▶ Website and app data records
━━━━

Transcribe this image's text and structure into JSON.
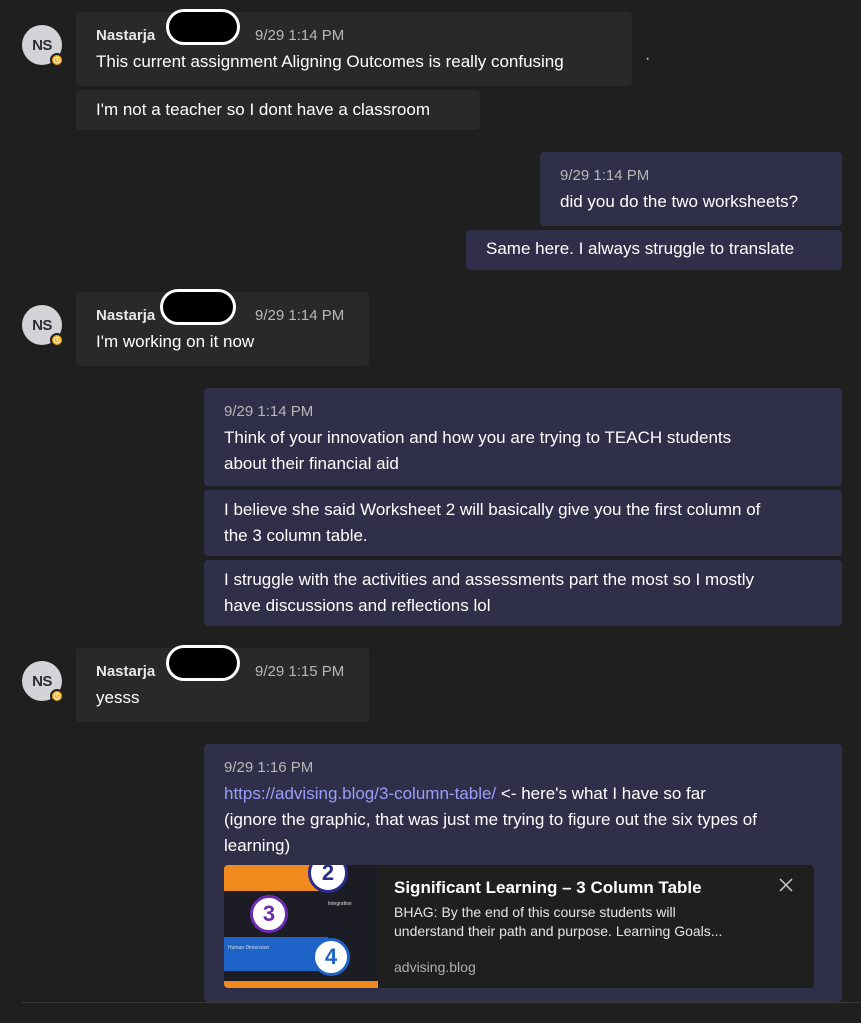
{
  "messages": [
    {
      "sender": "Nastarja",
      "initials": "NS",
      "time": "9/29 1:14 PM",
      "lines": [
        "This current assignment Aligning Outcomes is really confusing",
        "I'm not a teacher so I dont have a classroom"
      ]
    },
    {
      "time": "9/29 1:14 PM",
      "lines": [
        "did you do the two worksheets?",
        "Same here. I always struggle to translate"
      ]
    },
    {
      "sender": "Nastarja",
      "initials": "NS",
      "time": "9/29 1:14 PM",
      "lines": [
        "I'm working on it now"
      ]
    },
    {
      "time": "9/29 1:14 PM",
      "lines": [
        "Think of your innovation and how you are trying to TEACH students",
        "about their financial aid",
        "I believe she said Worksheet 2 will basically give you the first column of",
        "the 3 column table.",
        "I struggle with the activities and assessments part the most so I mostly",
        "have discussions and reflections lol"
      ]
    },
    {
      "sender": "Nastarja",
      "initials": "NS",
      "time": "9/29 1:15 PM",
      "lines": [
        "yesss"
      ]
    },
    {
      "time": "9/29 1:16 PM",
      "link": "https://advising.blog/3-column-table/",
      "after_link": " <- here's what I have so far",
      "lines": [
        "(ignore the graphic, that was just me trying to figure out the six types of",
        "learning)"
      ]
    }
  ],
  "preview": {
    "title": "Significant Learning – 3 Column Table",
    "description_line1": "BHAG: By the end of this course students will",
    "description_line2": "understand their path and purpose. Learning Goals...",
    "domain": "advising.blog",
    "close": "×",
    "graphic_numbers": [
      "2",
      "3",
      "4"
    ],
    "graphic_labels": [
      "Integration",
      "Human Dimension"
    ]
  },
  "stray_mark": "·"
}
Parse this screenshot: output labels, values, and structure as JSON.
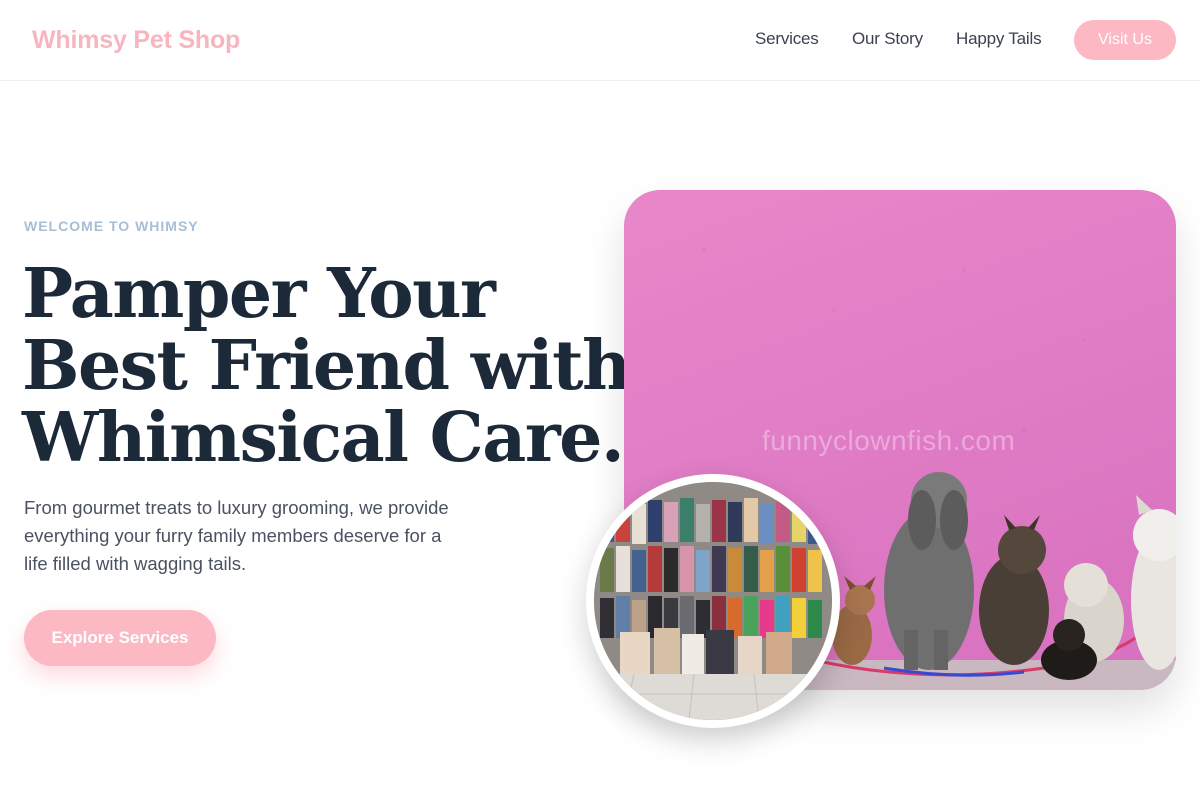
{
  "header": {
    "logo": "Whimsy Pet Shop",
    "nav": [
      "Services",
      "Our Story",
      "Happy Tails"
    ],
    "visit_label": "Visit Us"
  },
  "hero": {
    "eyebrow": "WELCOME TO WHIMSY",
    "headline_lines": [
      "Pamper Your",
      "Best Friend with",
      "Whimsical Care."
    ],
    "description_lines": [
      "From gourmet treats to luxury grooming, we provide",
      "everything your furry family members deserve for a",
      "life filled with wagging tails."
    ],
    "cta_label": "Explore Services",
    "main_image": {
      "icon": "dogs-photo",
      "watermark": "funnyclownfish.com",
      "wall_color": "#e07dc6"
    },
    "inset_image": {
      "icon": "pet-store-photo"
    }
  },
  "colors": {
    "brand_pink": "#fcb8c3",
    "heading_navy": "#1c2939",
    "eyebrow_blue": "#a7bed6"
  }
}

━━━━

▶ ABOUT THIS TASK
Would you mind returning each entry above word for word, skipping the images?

▶ OUTPUT FOR THIS TASK
Transcribe this image's text and structure into JSON.
{
  "messages": [
    {
      "sender": "Nastarja",
      "initials": "NS",
      "time": "9/29 1:14 PM",
      "lines": [
        "This current assignment Aligning Outcomes is really confusing",
        "I'm not a teacher so I dont have a classroom"
      ]
    },
    {
      "time": "9/29 1:14 PM",
      "lines": [
        "did you do the two worksheets?",
        "Same here. I always struggle to translate"
      ]
    },
    {
      "sender": "Nastarja",
      "initials": "NS",
      "time": "9/29 1:14 PM",
      "lines": [
        "I'm working on it now"
      ]
    },
    {
      "time": "9/29 1:14 PM",
      "lines": [
        "Think of your innovation and how you are trying to TEACH students",
        "about their financial aid",
        "I believe she said Worksheet 2 will basically give you the first column of",
        "the 3 column table.",
        "I struggle with the activities and assessments part the most so I mostly",
        "have discussions and reflections lol"
      ]
    },
    {
      "sender": "Nastarja",
      "initials": "NS",
      "time": "9/29 1:15 PM",
      "lines": [
        "yesss"
      ]
    },
    {
      "time": "9/29 1:16 PM",
      "link": "https://advising.blog/3-column-table/",
      "after_link": " <- here's what I have so far",
      "lines": [
        "(ignore the graphic, that was just me trying to figure out the six types of",
        "learning)"
      ]
    }
  ],
  "preview": {
    "title": "Significant Learning – 3 Column Table",
    "description_line1": "BHAG: By the end of this course students will",
    "description_line2": "understand their path and purpose. Learning Goals...",
    "domain": "advising.blog",
    "close": "×",
    "graphic_numbers": [
      "2",
      "3",
      "4"
    ],
    "graphic_labels": [
      "Integration",
      "Human Dimension"
    ]
  },
  "stray_mark": "·"
}
Parse this screenshot: output labels, values, and structure as JSON.
{
  "header": {
    "logo": "Whimsy Pet Shop",
    "nav": [
      "Services",
      "Our Story",
      "Happy Tails"
    ],
    "visit_label": "Visit Us"
  },
  "hero": {
    "eyebrow": "WELCOME TO WHIMSY",
    "headline_lines": [
      "Pamper Your",
      "Best Friend with",
      "Whimsical Care."
    ],
    "description_lines": [
      "From gourmet treats to luxury grooming, we provide",
      "everything your furry family members deserve for a",
      "life filled with wagging tails."
    ],
    "cta_label": "Explore Services",
    "main_image": {
      "icon": "dogs-photo",
      "watermark": "funnyclownfish.com",
      "wall_color": "#e07dc6"
    },
    "inset_image": {
      "icon": "pet-store-photo"
    }
  },
  "colors": {
    "brand_pink": "#fcb8c3",
    "heading_navy": "#1c2939",
    "eyebrow_blue": "#a7bed6"
  }
}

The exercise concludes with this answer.